Start of Extracted information

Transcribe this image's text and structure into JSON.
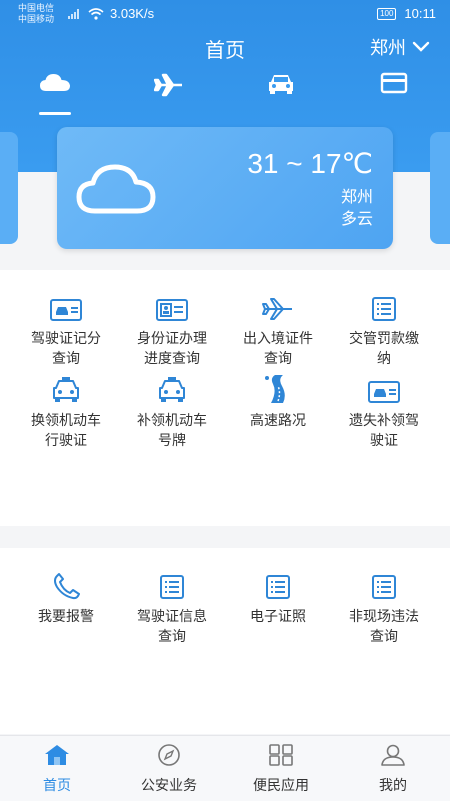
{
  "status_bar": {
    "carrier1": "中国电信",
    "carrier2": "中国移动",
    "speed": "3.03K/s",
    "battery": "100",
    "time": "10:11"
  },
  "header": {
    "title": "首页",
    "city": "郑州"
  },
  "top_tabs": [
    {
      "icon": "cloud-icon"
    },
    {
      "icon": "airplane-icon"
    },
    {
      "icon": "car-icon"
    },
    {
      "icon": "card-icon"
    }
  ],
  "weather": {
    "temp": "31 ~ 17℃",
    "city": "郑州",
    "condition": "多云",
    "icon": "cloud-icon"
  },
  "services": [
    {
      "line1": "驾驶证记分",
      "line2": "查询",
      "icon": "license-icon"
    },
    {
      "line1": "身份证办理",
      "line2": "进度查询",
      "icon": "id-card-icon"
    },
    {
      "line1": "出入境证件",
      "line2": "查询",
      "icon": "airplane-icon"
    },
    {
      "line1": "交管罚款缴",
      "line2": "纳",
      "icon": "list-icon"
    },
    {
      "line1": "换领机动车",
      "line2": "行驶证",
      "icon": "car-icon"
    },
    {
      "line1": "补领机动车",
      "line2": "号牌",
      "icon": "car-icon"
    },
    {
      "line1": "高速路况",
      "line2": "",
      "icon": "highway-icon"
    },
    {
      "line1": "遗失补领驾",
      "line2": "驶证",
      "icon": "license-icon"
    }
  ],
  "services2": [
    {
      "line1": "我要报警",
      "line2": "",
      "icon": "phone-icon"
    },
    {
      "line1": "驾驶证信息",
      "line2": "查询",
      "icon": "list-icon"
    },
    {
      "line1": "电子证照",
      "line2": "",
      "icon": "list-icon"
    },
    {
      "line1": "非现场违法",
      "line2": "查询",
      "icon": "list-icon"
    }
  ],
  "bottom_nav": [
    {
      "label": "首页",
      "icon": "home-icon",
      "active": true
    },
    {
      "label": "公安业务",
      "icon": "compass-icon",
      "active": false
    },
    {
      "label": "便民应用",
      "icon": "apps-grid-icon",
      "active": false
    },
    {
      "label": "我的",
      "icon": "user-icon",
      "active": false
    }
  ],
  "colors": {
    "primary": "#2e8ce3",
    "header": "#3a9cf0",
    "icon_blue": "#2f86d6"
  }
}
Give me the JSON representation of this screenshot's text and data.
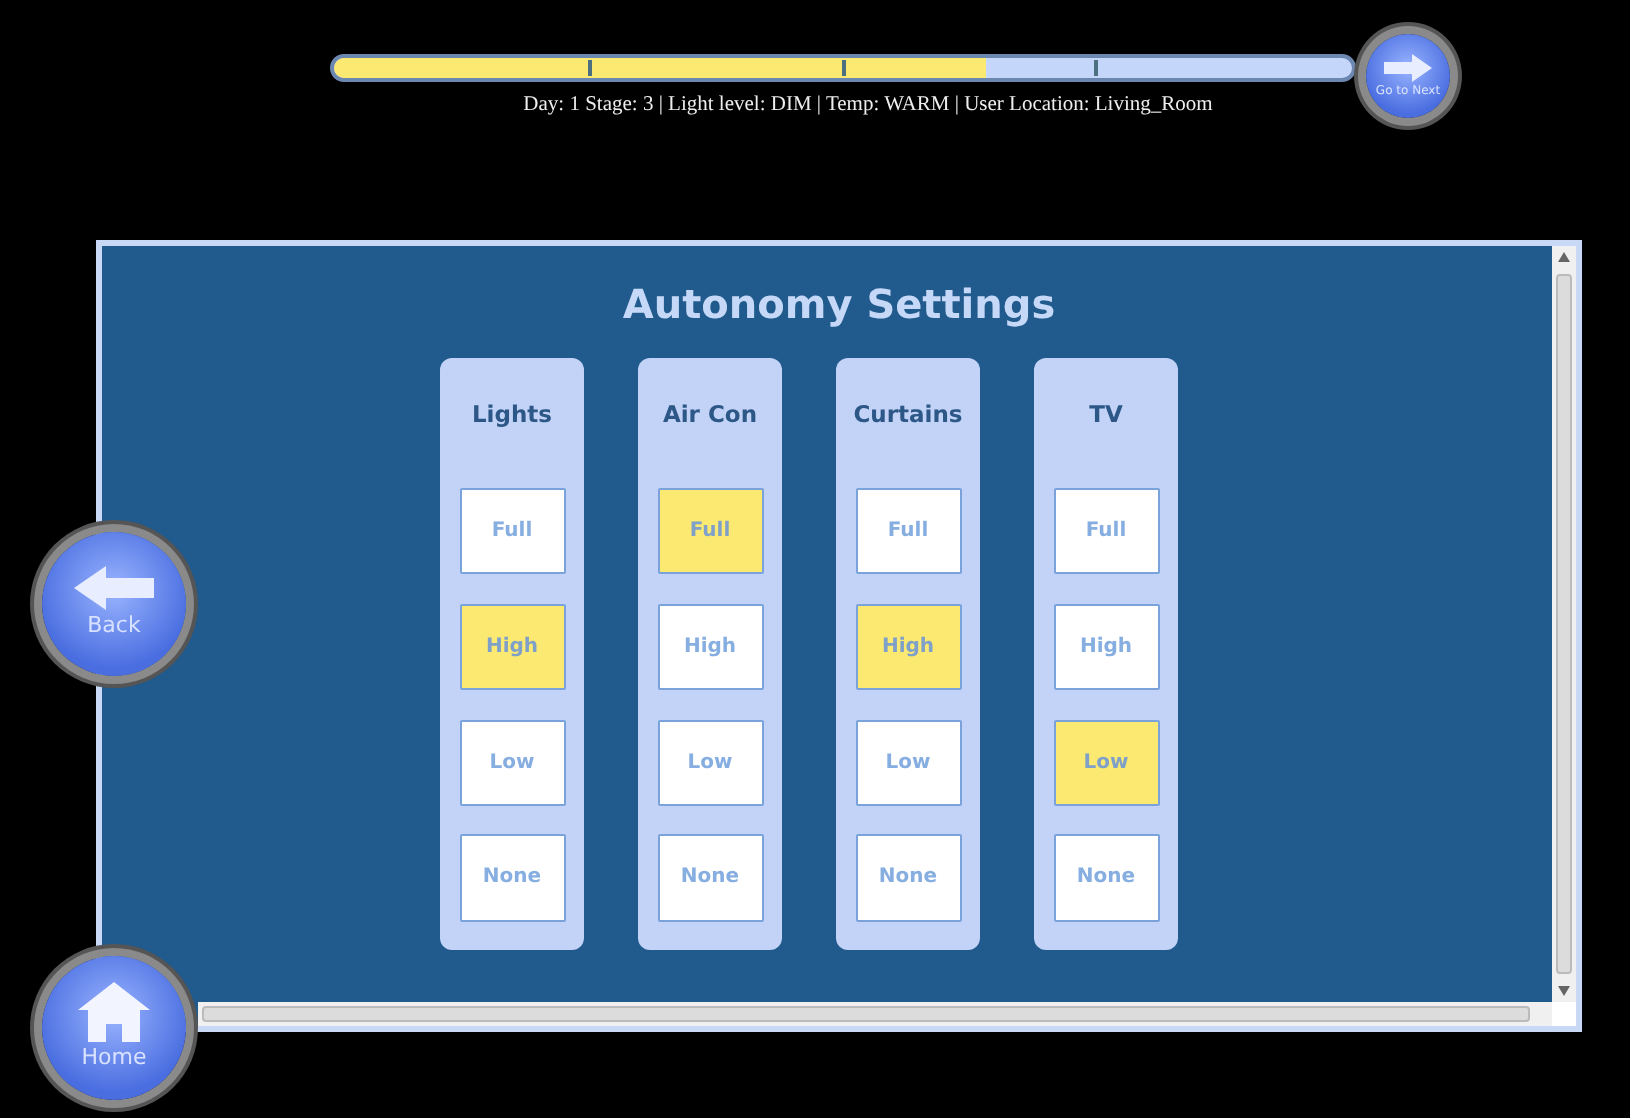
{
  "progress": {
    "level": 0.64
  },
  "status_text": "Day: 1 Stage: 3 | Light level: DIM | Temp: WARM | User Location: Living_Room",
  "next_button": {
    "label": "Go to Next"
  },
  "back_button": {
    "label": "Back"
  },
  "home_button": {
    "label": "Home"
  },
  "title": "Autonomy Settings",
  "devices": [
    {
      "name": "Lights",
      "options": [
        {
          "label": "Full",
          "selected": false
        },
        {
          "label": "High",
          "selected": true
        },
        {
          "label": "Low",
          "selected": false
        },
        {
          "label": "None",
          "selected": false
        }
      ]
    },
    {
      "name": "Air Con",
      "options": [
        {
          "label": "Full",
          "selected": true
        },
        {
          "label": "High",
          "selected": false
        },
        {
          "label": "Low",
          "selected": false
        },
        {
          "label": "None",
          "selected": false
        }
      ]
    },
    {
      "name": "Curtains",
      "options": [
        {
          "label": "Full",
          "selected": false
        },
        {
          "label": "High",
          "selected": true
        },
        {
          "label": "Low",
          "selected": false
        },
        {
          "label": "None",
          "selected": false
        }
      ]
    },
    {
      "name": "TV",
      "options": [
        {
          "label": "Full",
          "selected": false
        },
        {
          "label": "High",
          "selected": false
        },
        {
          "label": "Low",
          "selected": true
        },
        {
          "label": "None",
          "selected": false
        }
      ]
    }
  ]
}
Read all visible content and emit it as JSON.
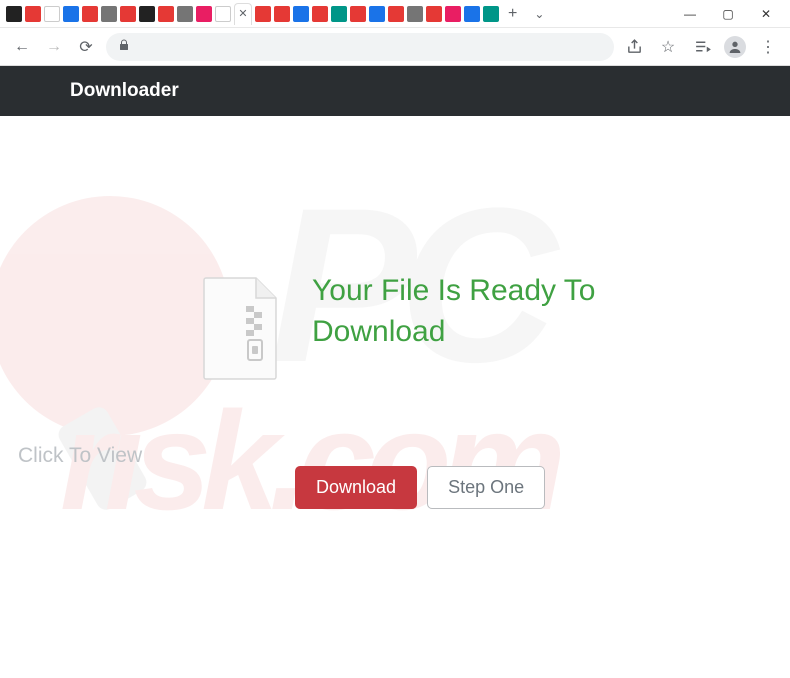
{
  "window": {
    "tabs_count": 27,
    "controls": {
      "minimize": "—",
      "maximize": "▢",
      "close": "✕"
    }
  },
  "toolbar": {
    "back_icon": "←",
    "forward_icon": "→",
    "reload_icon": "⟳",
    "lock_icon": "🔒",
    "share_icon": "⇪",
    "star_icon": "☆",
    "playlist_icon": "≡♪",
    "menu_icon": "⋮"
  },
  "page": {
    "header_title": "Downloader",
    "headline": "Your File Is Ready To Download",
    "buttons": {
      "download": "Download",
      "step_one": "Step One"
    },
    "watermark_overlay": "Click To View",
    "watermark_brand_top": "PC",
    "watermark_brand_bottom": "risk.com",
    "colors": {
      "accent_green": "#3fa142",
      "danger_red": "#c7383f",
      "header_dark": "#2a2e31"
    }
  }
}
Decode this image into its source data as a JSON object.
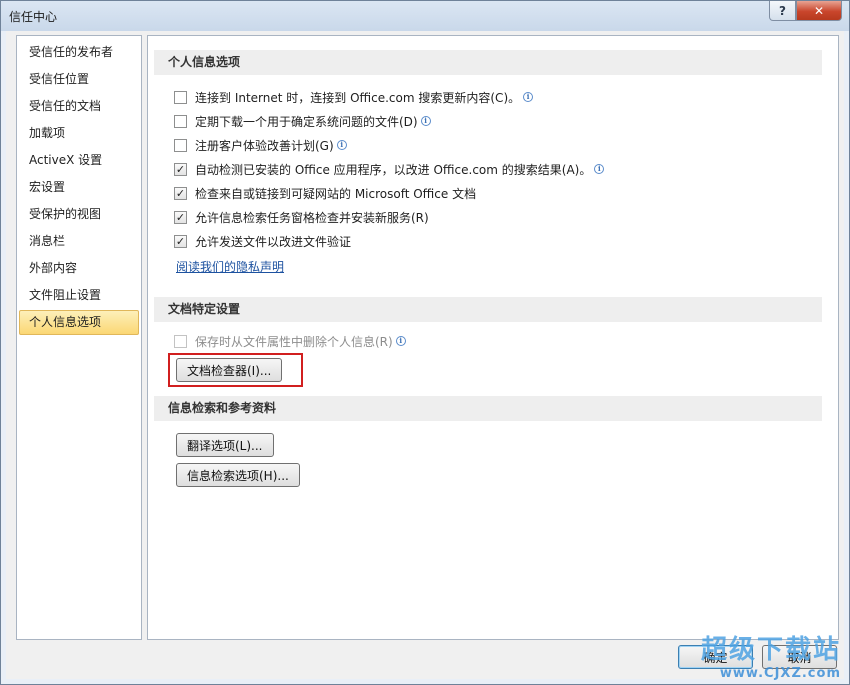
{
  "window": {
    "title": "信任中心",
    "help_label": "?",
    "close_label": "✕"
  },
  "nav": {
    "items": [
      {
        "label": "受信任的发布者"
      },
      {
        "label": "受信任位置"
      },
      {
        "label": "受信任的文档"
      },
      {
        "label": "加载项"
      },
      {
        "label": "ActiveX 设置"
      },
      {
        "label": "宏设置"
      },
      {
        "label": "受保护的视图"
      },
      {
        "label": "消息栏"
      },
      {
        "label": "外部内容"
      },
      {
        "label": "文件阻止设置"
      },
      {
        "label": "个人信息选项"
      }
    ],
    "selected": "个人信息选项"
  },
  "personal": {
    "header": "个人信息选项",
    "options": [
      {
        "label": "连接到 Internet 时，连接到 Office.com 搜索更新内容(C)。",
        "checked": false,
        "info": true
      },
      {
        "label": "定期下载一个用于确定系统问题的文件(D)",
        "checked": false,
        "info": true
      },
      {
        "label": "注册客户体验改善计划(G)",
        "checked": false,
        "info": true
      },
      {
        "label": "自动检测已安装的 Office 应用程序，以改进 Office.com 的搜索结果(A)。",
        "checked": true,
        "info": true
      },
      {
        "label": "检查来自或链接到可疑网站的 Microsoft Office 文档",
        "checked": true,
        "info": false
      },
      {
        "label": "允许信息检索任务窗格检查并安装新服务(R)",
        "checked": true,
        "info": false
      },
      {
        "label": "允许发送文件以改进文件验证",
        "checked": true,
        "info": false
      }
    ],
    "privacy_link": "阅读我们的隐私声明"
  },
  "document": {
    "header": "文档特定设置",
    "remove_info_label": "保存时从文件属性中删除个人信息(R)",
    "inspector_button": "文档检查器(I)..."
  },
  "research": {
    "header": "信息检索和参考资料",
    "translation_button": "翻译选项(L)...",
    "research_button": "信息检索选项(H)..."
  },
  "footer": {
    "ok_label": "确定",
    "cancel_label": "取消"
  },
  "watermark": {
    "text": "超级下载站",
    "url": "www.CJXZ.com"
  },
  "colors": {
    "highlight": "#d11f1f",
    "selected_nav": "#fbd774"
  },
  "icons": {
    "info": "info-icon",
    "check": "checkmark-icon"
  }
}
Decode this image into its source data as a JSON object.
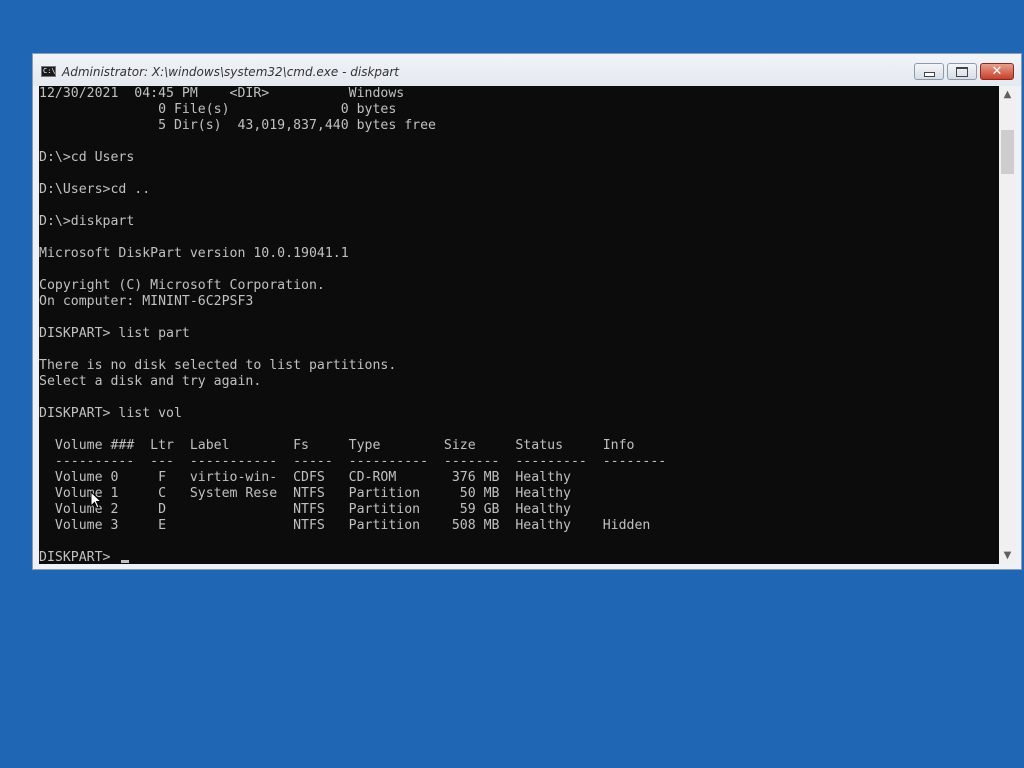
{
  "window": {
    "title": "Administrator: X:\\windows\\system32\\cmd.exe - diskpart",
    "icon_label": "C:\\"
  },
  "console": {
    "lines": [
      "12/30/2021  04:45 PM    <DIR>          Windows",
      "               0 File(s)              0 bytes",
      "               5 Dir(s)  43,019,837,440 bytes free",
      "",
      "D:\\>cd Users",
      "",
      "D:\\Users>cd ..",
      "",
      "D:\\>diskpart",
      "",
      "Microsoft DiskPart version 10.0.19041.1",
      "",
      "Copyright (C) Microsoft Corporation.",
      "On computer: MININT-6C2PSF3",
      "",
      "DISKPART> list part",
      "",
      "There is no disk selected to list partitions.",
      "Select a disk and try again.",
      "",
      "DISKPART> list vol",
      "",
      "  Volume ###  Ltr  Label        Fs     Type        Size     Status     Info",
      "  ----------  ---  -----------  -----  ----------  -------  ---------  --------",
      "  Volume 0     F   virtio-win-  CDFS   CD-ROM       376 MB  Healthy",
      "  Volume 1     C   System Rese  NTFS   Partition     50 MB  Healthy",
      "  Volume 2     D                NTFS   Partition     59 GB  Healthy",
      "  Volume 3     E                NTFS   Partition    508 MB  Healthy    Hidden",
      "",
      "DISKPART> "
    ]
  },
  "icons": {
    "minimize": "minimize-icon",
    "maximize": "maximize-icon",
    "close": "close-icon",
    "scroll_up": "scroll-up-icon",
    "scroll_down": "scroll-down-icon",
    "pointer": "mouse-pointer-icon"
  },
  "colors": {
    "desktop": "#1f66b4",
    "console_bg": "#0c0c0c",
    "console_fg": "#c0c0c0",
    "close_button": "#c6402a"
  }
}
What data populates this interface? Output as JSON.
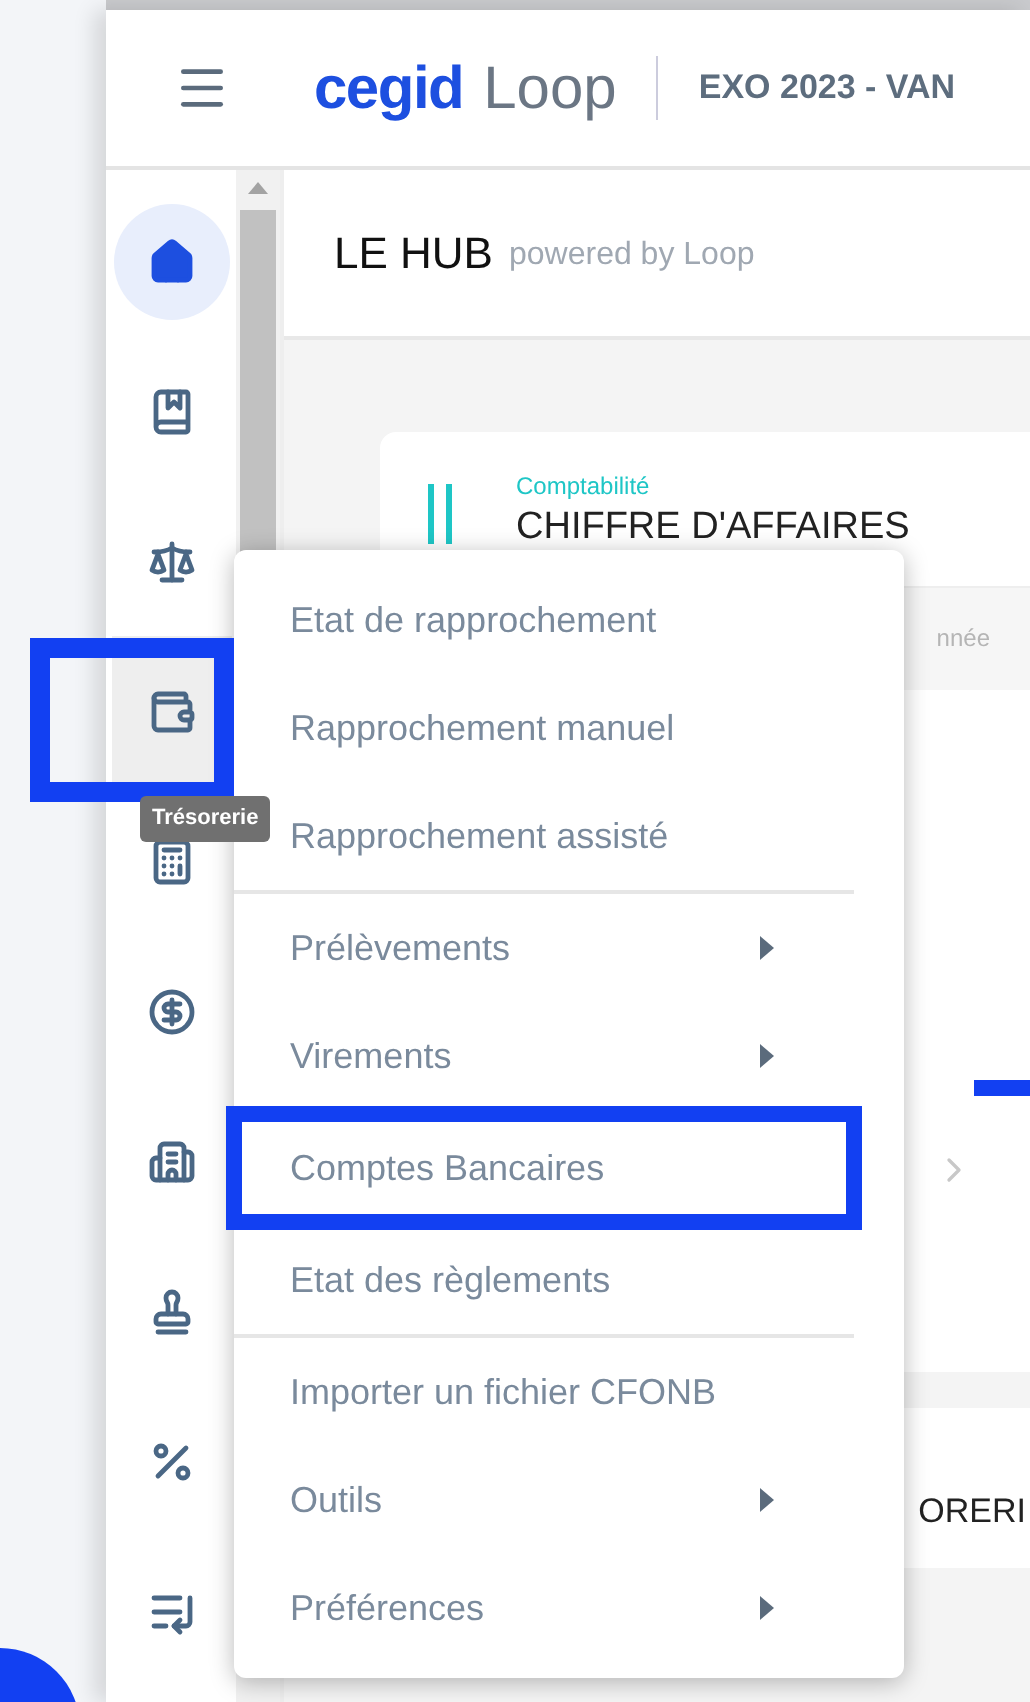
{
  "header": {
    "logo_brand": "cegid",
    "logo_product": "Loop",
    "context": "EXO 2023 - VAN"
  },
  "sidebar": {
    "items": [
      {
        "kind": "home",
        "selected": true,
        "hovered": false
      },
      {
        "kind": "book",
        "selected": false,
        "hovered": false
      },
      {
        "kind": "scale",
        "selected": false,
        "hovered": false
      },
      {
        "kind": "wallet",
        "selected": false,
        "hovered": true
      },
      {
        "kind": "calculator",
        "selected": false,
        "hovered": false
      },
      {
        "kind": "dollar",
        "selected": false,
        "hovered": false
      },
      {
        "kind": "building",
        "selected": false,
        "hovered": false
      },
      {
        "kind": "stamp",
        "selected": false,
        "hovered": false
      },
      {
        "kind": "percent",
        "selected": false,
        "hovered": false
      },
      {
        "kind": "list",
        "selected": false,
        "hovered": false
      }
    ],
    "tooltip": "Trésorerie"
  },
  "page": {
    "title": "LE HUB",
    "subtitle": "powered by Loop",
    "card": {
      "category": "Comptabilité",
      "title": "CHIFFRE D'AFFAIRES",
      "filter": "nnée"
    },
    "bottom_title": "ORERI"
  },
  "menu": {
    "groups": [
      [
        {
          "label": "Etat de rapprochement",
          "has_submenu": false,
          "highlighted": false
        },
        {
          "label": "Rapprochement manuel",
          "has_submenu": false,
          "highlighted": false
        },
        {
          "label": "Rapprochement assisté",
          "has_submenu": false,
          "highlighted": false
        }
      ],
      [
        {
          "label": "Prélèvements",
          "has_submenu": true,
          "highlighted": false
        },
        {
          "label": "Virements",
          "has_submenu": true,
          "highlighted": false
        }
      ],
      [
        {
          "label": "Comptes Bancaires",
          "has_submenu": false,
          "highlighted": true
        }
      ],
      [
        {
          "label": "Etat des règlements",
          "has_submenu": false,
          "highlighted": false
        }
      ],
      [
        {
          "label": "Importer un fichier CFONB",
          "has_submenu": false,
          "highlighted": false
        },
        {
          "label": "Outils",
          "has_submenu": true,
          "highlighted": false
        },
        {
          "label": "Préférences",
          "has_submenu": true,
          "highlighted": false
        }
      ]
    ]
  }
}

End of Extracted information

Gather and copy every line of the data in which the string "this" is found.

» **Solution to the exercise**
Transcribe this image's text and structure into JSON.
Give me the JSON representation of this screenshot's text and data.
Decode this image into its source data as a JSON object.
Decode this image into its source data as a JSON object.
What data populates this interface? Output as JSON.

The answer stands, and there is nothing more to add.